What to do: Would you repeat each line below precisely as it stands?
BEGIN
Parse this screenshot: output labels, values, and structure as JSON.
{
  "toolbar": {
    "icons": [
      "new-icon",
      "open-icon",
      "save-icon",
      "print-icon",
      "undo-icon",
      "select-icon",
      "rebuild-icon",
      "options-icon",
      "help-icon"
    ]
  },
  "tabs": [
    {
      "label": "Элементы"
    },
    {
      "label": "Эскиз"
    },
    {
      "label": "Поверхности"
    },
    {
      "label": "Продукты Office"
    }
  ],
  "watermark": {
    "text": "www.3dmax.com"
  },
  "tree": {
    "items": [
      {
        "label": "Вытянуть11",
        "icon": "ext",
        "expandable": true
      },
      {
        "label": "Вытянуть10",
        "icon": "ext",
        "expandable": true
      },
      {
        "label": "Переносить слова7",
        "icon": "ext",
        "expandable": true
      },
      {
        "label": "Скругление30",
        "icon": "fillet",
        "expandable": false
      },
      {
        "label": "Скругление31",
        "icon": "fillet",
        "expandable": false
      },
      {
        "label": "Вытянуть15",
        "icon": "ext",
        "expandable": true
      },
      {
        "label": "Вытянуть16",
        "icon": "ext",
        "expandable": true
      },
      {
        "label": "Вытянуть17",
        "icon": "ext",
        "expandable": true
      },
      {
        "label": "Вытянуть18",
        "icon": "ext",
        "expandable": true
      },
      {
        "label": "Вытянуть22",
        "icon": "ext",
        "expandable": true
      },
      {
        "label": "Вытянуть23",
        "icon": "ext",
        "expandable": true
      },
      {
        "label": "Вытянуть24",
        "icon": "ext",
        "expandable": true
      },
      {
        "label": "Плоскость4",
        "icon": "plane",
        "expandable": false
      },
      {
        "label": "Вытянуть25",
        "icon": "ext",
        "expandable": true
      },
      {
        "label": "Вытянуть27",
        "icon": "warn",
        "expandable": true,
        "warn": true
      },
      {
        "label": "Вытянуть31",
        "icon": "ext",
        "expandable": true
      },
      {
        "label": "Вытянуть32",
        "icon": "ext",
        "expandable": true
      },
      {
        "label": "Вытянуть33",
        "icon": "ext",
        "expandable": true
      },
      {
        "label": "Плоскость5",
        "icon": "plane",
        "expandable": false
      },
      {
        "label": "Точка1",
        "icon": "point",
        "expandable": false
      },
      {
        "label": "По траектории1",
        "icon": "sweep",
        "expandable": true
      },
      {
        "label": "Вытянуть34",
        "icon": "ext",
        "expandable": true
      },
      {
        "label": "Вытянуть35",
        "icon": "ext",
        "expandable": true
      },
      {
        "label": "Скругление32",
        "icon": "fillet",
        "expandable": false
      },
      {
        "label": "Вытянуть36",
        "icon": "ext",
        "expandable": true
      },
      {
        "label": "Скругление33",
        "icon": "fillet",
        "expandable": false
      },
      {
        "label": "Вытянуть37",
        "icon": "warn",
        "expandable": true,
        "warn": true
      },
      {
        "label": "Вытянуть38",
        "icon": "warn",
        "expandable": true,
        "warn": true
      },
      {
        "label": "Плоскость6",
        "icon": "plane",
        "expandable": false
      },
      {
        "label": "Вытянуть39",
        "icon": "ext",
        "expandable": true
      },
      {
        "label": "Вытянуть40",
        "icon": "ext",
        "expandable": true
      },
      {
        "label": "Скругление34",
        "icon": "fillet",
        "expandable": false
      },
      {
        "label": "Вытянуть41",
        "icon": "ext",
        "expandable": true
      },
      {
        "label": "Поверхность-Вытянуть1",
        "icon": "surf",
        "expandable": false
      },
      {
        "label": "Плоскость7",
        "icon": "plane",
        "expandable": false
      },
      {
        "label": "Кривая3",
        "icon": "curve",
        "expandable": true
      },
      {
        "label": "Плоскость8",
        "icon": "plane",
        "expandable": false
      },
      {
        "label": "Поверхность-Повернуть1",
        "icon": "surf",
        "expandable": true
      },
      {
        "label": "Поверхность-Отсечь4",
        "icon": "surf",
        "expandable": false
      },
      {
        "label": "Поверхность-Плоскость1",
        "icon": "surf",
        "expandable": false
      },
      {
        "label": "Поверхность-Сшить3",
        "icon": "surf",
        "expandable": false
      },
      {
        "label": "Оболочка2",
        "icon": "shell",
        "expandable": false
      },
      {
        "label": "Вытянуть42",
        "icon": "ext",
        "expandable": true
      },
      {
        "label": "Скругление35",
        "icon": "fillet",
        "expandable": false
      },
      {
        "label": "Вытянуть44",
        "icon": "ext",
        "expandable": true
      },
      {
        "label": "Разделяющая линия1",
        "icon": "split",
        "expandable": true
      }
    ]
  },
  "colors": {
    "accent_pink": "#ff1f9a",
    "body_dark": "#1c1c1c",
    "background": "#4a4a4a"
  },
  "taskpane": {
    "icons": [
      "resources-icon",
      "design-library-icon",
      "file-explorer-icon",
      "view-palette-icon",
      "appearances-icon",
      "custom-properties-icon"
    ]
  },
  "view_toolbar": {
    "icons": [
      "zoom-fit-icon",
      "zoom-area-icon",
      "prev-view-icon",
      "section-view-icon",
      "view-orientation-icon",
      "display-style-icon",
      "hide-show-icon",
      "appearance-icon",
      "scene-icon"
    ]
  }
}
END
Finished exercise:
Parse this screenshot: output labels, values, and structure as JSON.
{
  "toolbar": {
    "icons": [
      "new-icon",
      "open-icon",
      "save-icon",
      "print-icon",
      "undo-icon",
      "select-icon",
      "rebuild-icon",
      "options-icon",
      "help-icon"
    ]
  },
  "tabs": [
    {
      "label": "Элементы"
    },
    {
      "label": "Эскиз"
    },
    {
      "label": "Поверхности"
    },
    {
      "label": "Продукты Office"
    }
  ],
  "watermark": {
    "text": "www.3dmax.com"
  },
  "tree": {
    "items": [
      {
        "label": "Вытянуть11",
        "icon": "ext",
        "expandable": true
      },
      {
        "label": "Вытянуть10",
        "icon": "ext",
        "expandable": true
      },
      {
        "label": "Переносить слова7",
        "icon": "ext",
        "expandable": true
      },
      {
        "label": "Скругление30",
        "icon": "fillet",
        "expandable": false
      },
      {
        "label": "Скругление31",
        "icon": "fillet",
        "expandable": false
      },
      {
        "label": "Вытянуть15",
        "icon": "ext",
        "expandable": true
      },
      {
        "label": "Вытянуть16",
        "icon": "ext",
        "expandable": true
      },
      {
        "label": "Вытянуть17",
        "icon": "ext",
        "expandable": true
      },
      {
        "label": "Вытянуть18",
        "icon": "ext",
        "expandable": true
      },
      {
        "label": "Вытянуть22",
        "icon": "ext",
        "expandable": true
      },
      {
        "label": "Вытянуть23",
        "icon": "ext",
        "expandable": true
      },
      {
        "label": "Вытянуть24",
        "icon": "ext",
        "expandable": true
      },
      {
        "label": "Плоскость4",
        "icon": "plane",
        "expandable": false
      },
      {
        "label": "Вытянуть25",
        "icon": "ext",
        "expandable": true
      },
      {
        "label": "Вытянуть27",
        "icon": "warn",
        "expandable": true,
        "warn": true
      },
      {
        "label": "Вытянуть31",
        "icon": "ext",
        "expandable": true
      },
      {
        "label": "Вытянуть32",
        "icon": "ext",
        "expandable": true
      },
      {
        "label": "Вытянуть33",
        "icon": "ext",
        "expandable": true
      },
      {
        "label": "Плоскость5",
        "icon": "plane",
        "expandable": false
      },
      {
        "label": "Точка1",
        "icon": "point",
        "expandable": false
      },
      {
        "label": "По траектории1",
        "icon": "sweep",
        "expandable": true
      },
      {
        "label": "Вытянуть34",
        "icon": "ext",
        "expandable": true
      },
      {
        "label": "Вытянуть35",
        "icon": "ext",
        "expandable": true
      },
      {
        "label": "Скругление32",
        "icon": "fillet",
        "expandable": false
      },
      {
        "label": "Вытянуть36",
        "icon": "ext",
        "expandable": true
      },
      {
        "label": "Скругление33",
        "icon": "fillet",
        "expandable": false
      },
      {
        "label": "Вытянуть37",
        "icon": "warn",
        "expandable": true,
        "warn": true
      },
      {
        "label": "Вытянуть38",
        "icon": "warn",
        "expandable": true,
        "warn": true
      },
      {
        "label": "Плоскость6",
        "icon": "plane",
        "expandable": false
      },
      {
        "label": "Вытянуть39",
        "icon": "ext",
        "expandable": true
      },
      {
        "label": "Вытянуть40",
        "icon": "ext",
        "expandable": true
      },
      {
        "label": "Скругление34",
        "icon": "fillet",
        "expandable": false
      },
      {
        "label": "Вытянуть41",
        "icon": "ext",
        "expandable": true
      },
      {
        "label": "Поверхность-Вытянуть1",
        "icon": "surf",
        "expandable": false
      },
      {
        "label": "Плоскость7",
        "icon": "plane",
        "expandable": false
      },
      {
        "label": "Кривая3",
        "icon": "curve",
        "expandable": true
      },
      {
        "label": "Плоскость8",
        "icon": "plane",
        "expandable": false
      },
      {
        "label": "Поверхность-Повернуть1",
        "icon": "surf",
        "expandable": true
      },
      {
        "label": "Поверхность-Отсечь4",
        "icon": "surf",
        "expandable": false
      },
      {
        "label": "Поверхность-Плоскость1",
        "icon": "surf",
        "expandable": false
      },
      {
        "label": "Поверхность-Сшить3",
        "icon": "surf",
        "expandable": false
      },
      {
        "label": "Оболочка2",
        "icon": "shell",
        "expandable": false
      },
      {
        "label": "Вытянуть42",
        "icon": "ext",
        "expandable": true
      },
      {
        "label": "Скругление35",
        "icon": "fillet",
        "expandable": false
      },
      {
        "label": "Вытянуть44",
        "icon": "ext",
        "expandable": true
      },
      {
        "label": "Разделяющая линия1",
        "icon": "split",
        "expandable": true
      }
    ]
  },
  "colors": {
    "accent_pink": "#ff1f9a",
    "body_dark": "#1c1c1c",
    "background": "#4a4a4a"
  },
  "taskpane": {
    "icons": [
      "resources-icon",
      "design-library-icon",
      "file-explorer-icon",
      "view-palette-icon",
      "appearances-icon",
      "custom-properties-icon"
    ]
  },
  "view_toolbar": {
    "icons": [
      "zoom-fit-icon",
      "zoom-area-icon",
      "prev-view-icon",
      "section-view-icon",
      "view-orientation-icon",
      "display-style-icon",
      "hide-show-icon",
      "appearance-icon",
      "scene-icon"
    ]
  }
}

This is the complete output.